▸ **How to complete this task**:
Copy all lines below containing "code".

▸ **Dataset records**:
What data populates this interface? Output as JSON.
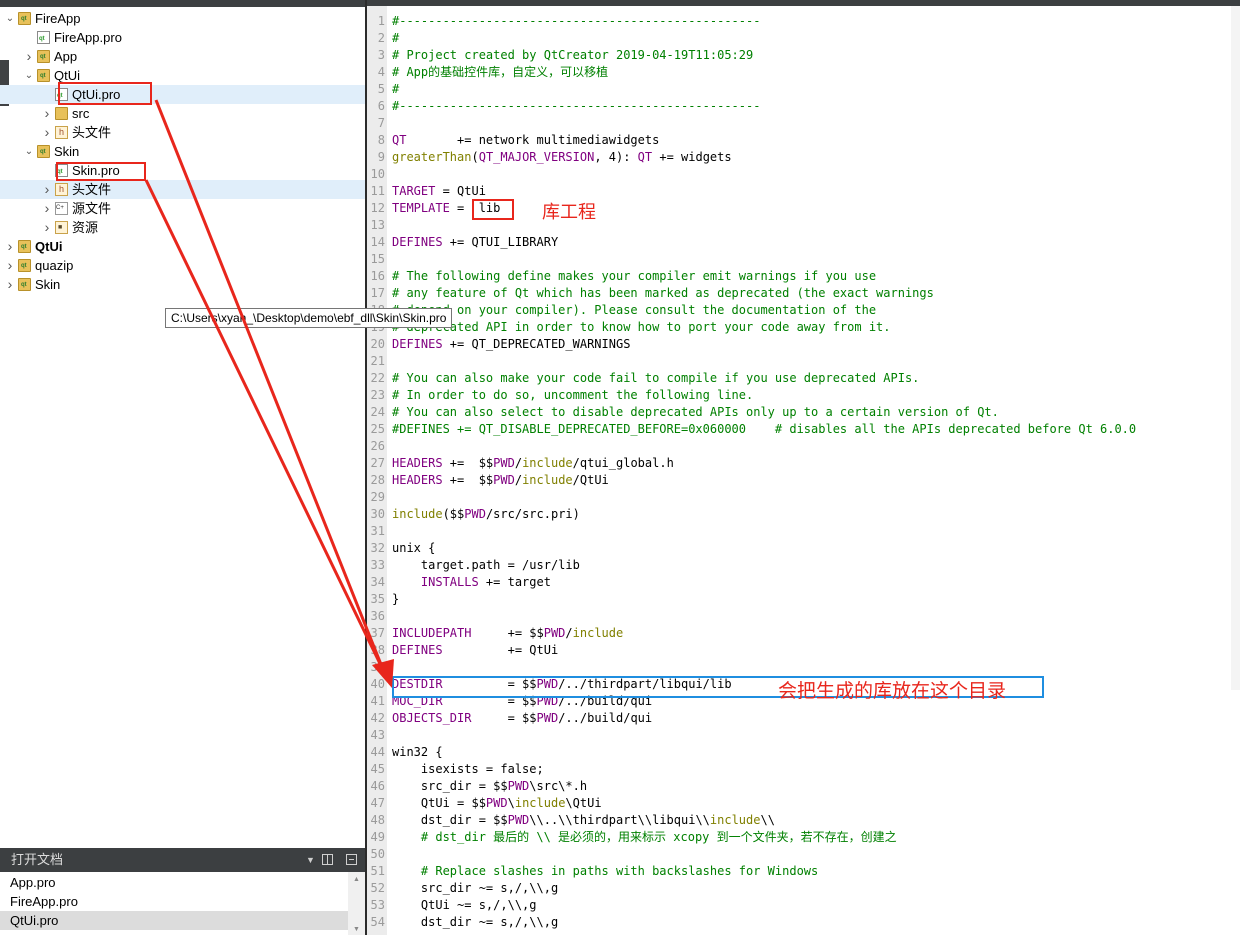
{
  "project_tree": {
    "items": [
      {
        "label": "FireApp",
        "level": 0,
        "expanded": true,
        "icon": "qt-folder-icon",
        "bold": false
      },
      {
        "label": "FireApp.pro",
        "level": 1,
        "icon": "pro-file-icon"
      },
      {
        "label": "App",
        "level": 1,
        "expanded": false,
        "icon": "qt-folder-icon"
      },
      {
        "label": "QtUi",
        "level": 1,
        "expanded": true,
        "icon": "qt-folder-icon"
      },
      {
        "label": "QtUi.pro",
        "level": 2,
        "icon": "pro-file-icon",
        "highlighted": true
      },
      {
        "label": "src",
        "level": 2,
        "expanded": false,
        "icon": "folder-icon"
      },
      {
        "label": "头文件",
        "level": 2,
        "expanded": false,
        "icon": "header-folder-icon"
      },
      {
        "label": "Skin",
        "level": 1,
        "expanded": true,
        "icon": "qt-folder-icon"
      },
      {
        "label": "Skin.pro",
        "level": 2,
        "icon": "pro-file-icon"
      },
      {
        "label": "头文件",
        "level": 2,
        "expanded": false,
        "icon": "header-folder-icon",
        "highlighted": true
      },
      {
        "label": "源文件",
        "level": 2,
        "expanded": false,
        "icon": "source-folder-icon"
      },
      {
        "label": "资源",
        "level": 2,
        "expanded": false,
        "icon": "resource-folder-icon"
      },
      {
        "label": "QtUi",
        "level": 0,
        "expanded": false,
        "icon": "qt-folder-icon",
        "bold": true
      },
      {
        "label": "quazip",
        "level": 0,
        "expanded": false,
        "icon": "qt-folder-icon"
      },
      {
        "label": "Skin",
        "level": 0,
        "expanded": false,
        "icon": "qt-folder-icon"
      }
    ],
    "tooltip": "C:\\Users\\xyan_\\Desktop\\demo\\ebf_dll\\Skin\\Skin.pro"
  },
  "open_documents": {
    "title": "打开文档",
    "items": [
      "App.pro",
      "FireApp.pro",
      "QtUi.pro"
    ],
    "selected_index": 2
  },
  "editor": {
    "first_line": 1,
    "lines": [
      [
        {
          "t": "#--------------------------------------------------",
          "c": "cm"
        }
      ],
      [
        {
          "t": "#",
          "c": "cm"
        }
      ],
      [
        {
          "t": "# Project created by QtCreator 2019-04-19T11:05:29",
          "c": "cm"
        }
      ],
      [
        {
          "t": "# App的基础控件库，自定义，可以移植",
          "c": "cm"
        }
      ],
      [
        {
          "t": "#",
          "c": "cm"
        }
      ],
      [
        {
          "t": "#--------------------------------------------------",
          "c": "cm"
        }
      ],
      [],
      [
        {
          "t": "QT",
          "c": "mac"
        },
        {
          "t": "       += network multimediawidgets",
          "c": ""
        }
      ],
      [
        {
          "t": "greaterThan",
          "c": "kw"
        },
        {
          "t": "(",
          "c": ""
        },
        {
          "t": "QT_MAJOR_VERSION",
          "c": "mac"
        },
        {
          "t": ", 4): ",
          "c": ""
        },
        {
          "t": "QT",
          "c": "mac"
        },
        {
          "t": " += widgets",
          "c": ""
        }
      ],
      [],
      [
        {
          "t": "TARGET",
          "c": "mac"
        },
        {
          "t": " = QtUi",
          "c": ""
        }
      ],
      [
        {
          "t": "TEMPLATE",
          "c": "mac"
        },
        {
          "t": " =  lib",
          "c": ""
        }
      ],
      [],
      [
        {
          "t": "DEFINES",
          "c": "mac"
        },
        {
          "t": " += QTUI_LIBRARY",
          "c": ""
        }
      ],
      [],
      [
        {
          "t": "# The following define makes your compiler emit warnings if you use",
          "c": "cm"
        }
      ],
      [
        {
          "t": "# any feature of Qt which has been marked as deprecated (the exact warnings",
          "c": "cm"
        }
      ],
      [
        {
          "t": "# depend on your compiler). Please consult the documentation of the",
          "c": "cm"
        }
      ],
      [
        {
          "t": "# deprecated API in order to know how to port your code away from it.",
          "c": "cm"
        }
      ],
      [
        {
          "t": "DEFINES",
          "c": "mac"
        },
        {
          "t": " += QT_DEPRECATED_WARNINGS",
          "c": ""
        }
      ],
      [],
      [
        {
          "t": "# You can also make your code fail to compile if you use deprecated APIs.",
          "c": "cm"
        }
      ],
      [
        {
          "t": "# In order to do so, uncomment the following line.",
          "c": "cm"
        }
      ],
      [
        {
          "t": "# You can also select to disable deprecated APIs only up to a certain version of Qt.",
          "c": "cm"
        }
      ],
      [
        {
          "t": "#DEFINES += QT_DISABLE_DEPRECATED_BEFORE=0x060000    # disables all the APIs deprecated before Qt 6.0.0",
          "c": "cm"
        }
      ],
      [],
      [
        {
          "t": "HEADERS",
          "c": "mac"
        },
        {
          "t": " +=  $$",
          "c": ""
        },
        {
          "t": "PWD",
          "c": "mac"
        },
        {
          "t": "/",
          "c": ""
        },
        {
          "t": "include",
          "c": "kw"
        },
        {
          "t": "/qtui_global.h",
          "c": ""
        }
      ],
      [
        {
          "t": "HEADERS",
          "c": "mac"
        },
        {
          "t": " +=  $$",
          "c": ""
        },
        {
          "t": "PWD",
          "c": "mac"
        },
        {
          "t": "/",
          "c": ""
        },
        {
          "t": "include",
          "c": "kw"
        },
        {
          "t": "/QtUi",
          "c": ""
        }
      ],
      [],
      [
        {
          "t": "include",
          "c": "kw"
        },
        {
          "t": "($$",
          "c": ""
        },
        {
          "t": "PWD",
          "c": "mac"
        },
        {
          "t": "/src/src.pri)",
          "c": ""
        }
      ],
      [],
      [
        {
          "t": "unix {",
          "c": ""
        }
      ],
      [
        {
          "t": "    target.path = /usr/lib",
          "c": ""
        }
      ],
      [
        {
          "t": "    ",
          "c": ""
        },
        {
          "t": "INSTALLS",
          "c": "mac"
        },
        {
          "t": " += target",
          "c": ""
        }
      ],
      [
        {
          "t": "}",
          "c": ""
        }
      ],
      [],
      [
        {
          "t": "INCLUDEPATH",
          "c": "mac"
        },
        {
          "t": "     += $$",
          "c": ""
        },
        {
          "t": "PWD",
          "c": "mac"
        },
        {
          "t": "/",
          "c": ""
        },
        {
          "t": "include",
          "c": "kw"
        }
      ],
      [
        {
          "t": "DEFINES",
          "c": "mac"
        },
        {
          "t": "         += QtUi",
          "c": ""
        }
      ],
      [],
      [
        {
          "t": "DESTDIR",
          "c": "mac"
        },
        {
          "t": "         = $$",
          "c": ""
        },
        {
          "t": "PWD",
          "c": "mac"
        },
        {
          "t": "/../thirdpart/libqui/lib",
          "c": ""
        }
      ],
      [
        {
          "t": "MOC_DIR",
          "c": "mac"
        },
        {
          "t": "         = $$",
          "c": ""
        },
        {
          "t": "PWD",
          "c": "mac"
        },
        {
          "t": "/../build/qui",
          "c": ""
        }
      ],
      [
        {
          "t": "OBJECTS_DIR",
          "c": "mac"
        },
        {
          "t": "     = $$",
          "c": ""
        },
        {
          "t": "PWD",
          "c": "mac"
        },
        {
          "t": "/../build/qui",
          "c": ""
        }
      ],
      [],
      [
        {
          "t": "win32 {",
          "c": ""
        }
      ],
      [
        {
          "t": "    isexists = false;",
          "c": ""
        }
      ],
      [
        {
          "t": "    src_dir = $$",
          "c": ""
        },
        {
          "t": "PWD",
          "c": "mac"
        },
        {
          "t": "\\src\\*.h",
          "c": ""
        }
      ],
      [
        {
          "t": "    QtUi = $$",
          "c": ""
        },
        {
          "t": "PWD",
          "c": "mac"
        },
        {
          "t": "\\",
          "c": ""
        },
        {
          "t": "include",
          "c": "kw"
        },
        {
          "t": "\\QtUi",
          "c": ""
        }
      ],
      [
        {
          "t": "    dst_dir = $$",
          "c": ""
        },
        {
          "t": "PWD",
          "c": "mac"
        },
        {
          "t": "\\\\..\\\\thirdpart\\\\libqui\\\\",
          "c": ""
        },
        {
          "t": "include",
          "c": "kw"
        },
        {
          "t": "\\\\",
          "c": ""
        }
      ],
      [
        {
          "t": "    # dst_dir 最后的 \\\\ 是必须的，用来标示 xcopy 到一个文件夹，若不存在，创建之",
          "c": "cm"
        }
      ],
      [],
      [
        {
          "t": "    # Replace slashes in paths with backslashes for Windows",
          "c": "cm"
        }
      ],
      [
        {
          "t": "    src_dir ~= s,/,\\\\,g",
          "c": ""
        }
      ],
      [
        {
          "t": "    QtUi ~= s,/,\\\\,g",
          "c": ""
        }
      ],
      [
        {
          "t": "    dst_dir ~= s,/,\\\\,g",
          "c": ""
        }
      ]
    ]
  },
  "annotations": {
    "lib_label": "库工程",
    "destdir_label": "会把生成的库放在这个目录",
    "colors": {
      "red": "#e8261c",
      "blue": "#1f8ee0"
    }
  }
}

▸ **Exercise result**:
          "t": "# deprecated API in order to know how to port your code away from it.",
          "t": "# You can also make your code fail to compile if you use deprecated APIs.",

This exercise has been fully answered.